With nighttime lows predicted to drop several nights this week, growers are advised to cautiously assess the potential for germination problems due to imbibitional chilling before planting. Agronomists advise checking soil temperatures in each field the day of planting as well as forecast temperatures for 24 hours (soybeans) or 48 hours (corn) after planting.
A review of 10 years of soybean research shows that reducing your seeding rate from 150,000 to 120,000 seeds/acre can result in a $10.69/acre savings without affecting yield (assuming a $60/unit seed cost at 140,000 seeds/unit).
Jerry Mulliken discusses what he's learned from conducting more than 30 research studies on his farm near Nickerson, Nebraska. On-farm research provides meaningful information specific to a farm's soils, farming practices, and local conditions, allowing growers to make management decisions with confidence. Learn more from a farmer's perspective in this article and video.
Industry representatives and corn and soybean growers wanting to learn how to better manage corn and soybean pests should plan to attend the Nebraska Extension Crop Scout Training for Pest Managers March 14 at the Eastern Nebraska Research and Extension Center located at the Agricultural Research and Development Center near Mead.
A review of 2016 growing conditions across Nebraska sheds light on a number of factors that may have contributed to reduced yield in individual fields. An understanding of these factors may be helpful when selecting seed for 2017.
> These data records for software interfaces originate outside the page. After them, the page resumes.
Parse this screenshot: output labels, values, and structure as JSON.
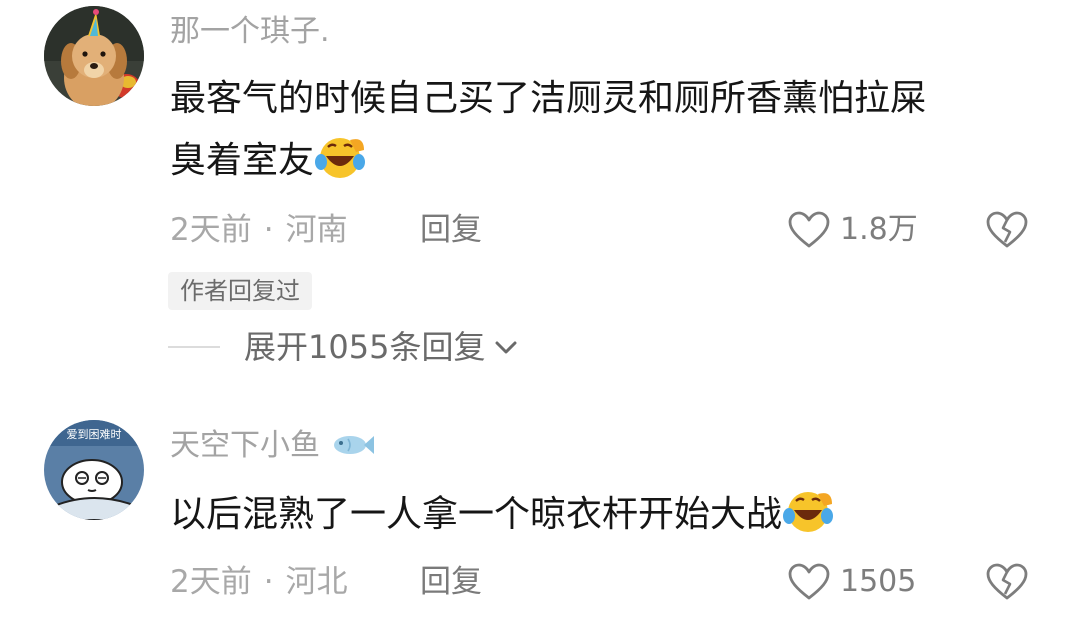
{
  "comments": [
    {
      "username": "那一个琪子.",
      "avatar": "golden-retriever-puppy-party-hat",
      "text_line1": "最客气的时候自己买了洁厕灵和厕所香薰怕拉屎",
      "text_line2": "臭着室友",
      "emoji": "laughing-crying-emoji",
      "time": "2天前",
      "separator": "·",
      "location": "河南",
      "reply_label": "回复",
      "like_count": "1.8万",
      "author_replied": "作者回复过",
      "expand_label": "展开1055条回复"
    },
    {
      "username": "天空下小鱼",
      "avatar": "cartoon-face-under-blanket",
      "avatar_caption": "爱到困难时",
      "username_icon": "fish-icon",
      "text_line1": "以后混熟了一人拿一个晾衣杆开始大战",
      "emoji": "laughing-crying-emoji",
      "time": "2天前",
      "separator": "·",
      "location": "河北",
      "reply_label": "回复",
      "like_count": "1505"
    }
  ],
  "colors": {
    "text": "#161616",
    "secondary": "#a8a8a8",
    "icon": "#8a8a8a",
    "badge_bg": "#f2f2f2"
  }
}
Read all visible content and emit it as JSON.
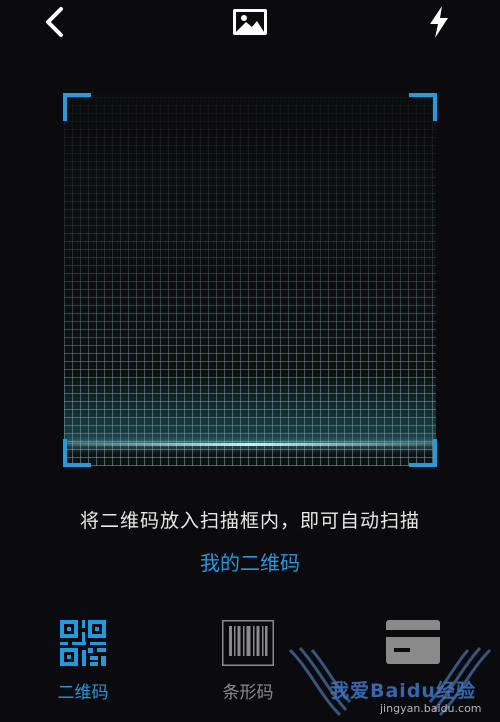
{
  "topbar": {
    "back_icon": "chevron-left-icon",
    "gallery_icon": "image-icon",
    "flash_icon": "lightning-icon"
  },
  "scanner": {
    "hint": "将二维码放入扫描框内，即可自动扫描",
    "my_qr_link": "我的二维码",
    "accent_color": "#1a9fe0"
  },
  "tabs": [
    {
      "label": "二维码",
      "icon": "qr-code-icon",
      "active": true
    },
    {
      "label": "条形码",
      "icon": "barcode-icon",
      "active": false
    },
    {
      "label": "",
      "icon": "card-icon",
      "active": false
    }
  ],
  "watermark": {
    "text": "我爱Baidu经验",
    "url": "jingyan.baidu.com"
  }
}
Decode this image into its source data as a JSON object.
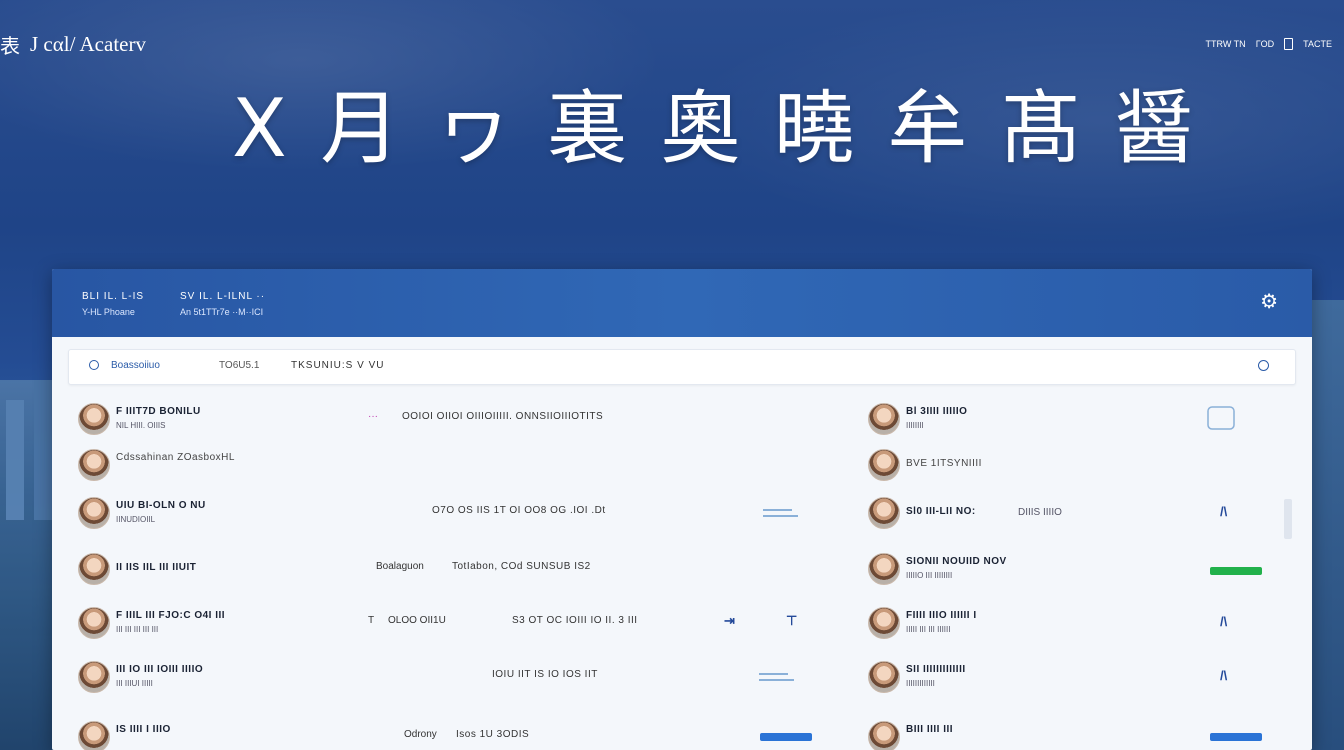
{
  "header": {
    "brand_mark": "表",
    "brand_name": "J cαl/ Acaterv",
    "links": [
      "TTRW TN",
      "ΓOD",
      "TACTE"
    ]
  },
  "hero": {
    "title": "Ⅹ 月 ヮ 裏 奧 曉 牟 髙 醤"
  },
  "panel": {
    "title": "BLI IL. L-IS",
    "title2": "SV IL. L-ILNL ··",
    "subtitle": "Y-HL Phoane",
    "subtitle2": "An 5t1TTr7e ··M··ICI",
    "settings_icon": "gear-icon"
  },
  "search": {
    "label": "Boassoiiuo",
    "filter": "TO6U5.1",
    "filter2": "TKSUNIU:S V VU"
  },
  "left_rows": [
    {
      "name": "F IIIT7D BONILU",
      "sub": "NIL HIII. OIIIS",
      "mid": "",
      "tag": "···",
      "mid2": "OOIOI OIIOI OIIIOIIIII. ONNSIIOIIIOTITS"
    },
    {
      "name": "Cdssahinan ZOasboxHL",
      "sub": "",
      "mid": "",
      "tag": "",
      "mid2": ""
    },
    {
      "name": "UIU BI-OLN O NU",
      "sub": "IINUDIOIIL",
      "mid": "",
      "tag": "",
      "mid2": "O7O OS IIS 1T OI OO8 OG .IOI .Dt"
    },
    {
      "name": "II IIS IIL III IIUIT",
      "sub": "",
      "mid": "",
      "tag": "Boalaguon",
      "mid2": "TotIabon, COd SUNSUB IS2"
    },
    {
      "name": "F IIIL III FJO:C O4I III",
      "sub": "III III III III III",
      "mid": "T",
      "tag": "OLOO OII1U",
      "mid2": "S3 OT OC IOIII IO II. 3 III"
    },
    {
      "name": "III IO III IOIII IIIIO",
      "sub": "III IIIUI IIIII",
      "mid": "",
      "tag": "",
      "mid2": "IOIU IIT IS IO IOS IIT"
    },
    {
      "name": "IS IIII I IIIO",
      "sub": "",
      "mid": "",
      "tag": "Odrony",
      "mid2": "Isos 1U 3ODIS"
    }
  ],
  "right_rows": [
    {
      "name": "Bl 3IIII IIIIIO",
      "sub": "IIIIIIII"
    },
    {
      "name": "BVE 1ITSYNIIII",
      "sub": ""
    },
    {
      "name": "Sl0 III-LII NO:",
      "sub": "DIIIS IIIIO"
    },
    {
      "name": "SIONII NOUIID NOV",
      "sub": "IIIIIO III IIIIIIII"
    },
    {
      "name": "FIIII IIIO IIIIII I",
      "sub": "IIIII III III IIIIII"
    },
    {
      "name": "SII IIIIIIIIIIIII",
      "sub": "IIIIIIIIIIIII"
    },
    {
      "name": "BIII IIII III",
      "sub": ""
    }
  ],
  "colors": {
    "accent": "#2a5ba8",
    "status_green": "#21b14b",
    "status_blue": "#2a73d6"
  }
}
Nebraska soybean producers are being asked to answer a survey about their soybean fields and contribute to a benchmark study of current soybean production in Nebraska. Researchers from 10 north central states, including Nebraska, are collecting the data to identify factors that may be impeding growers from reaching full yield. See what they've learned in the first two years of the study and how they hope to use the information.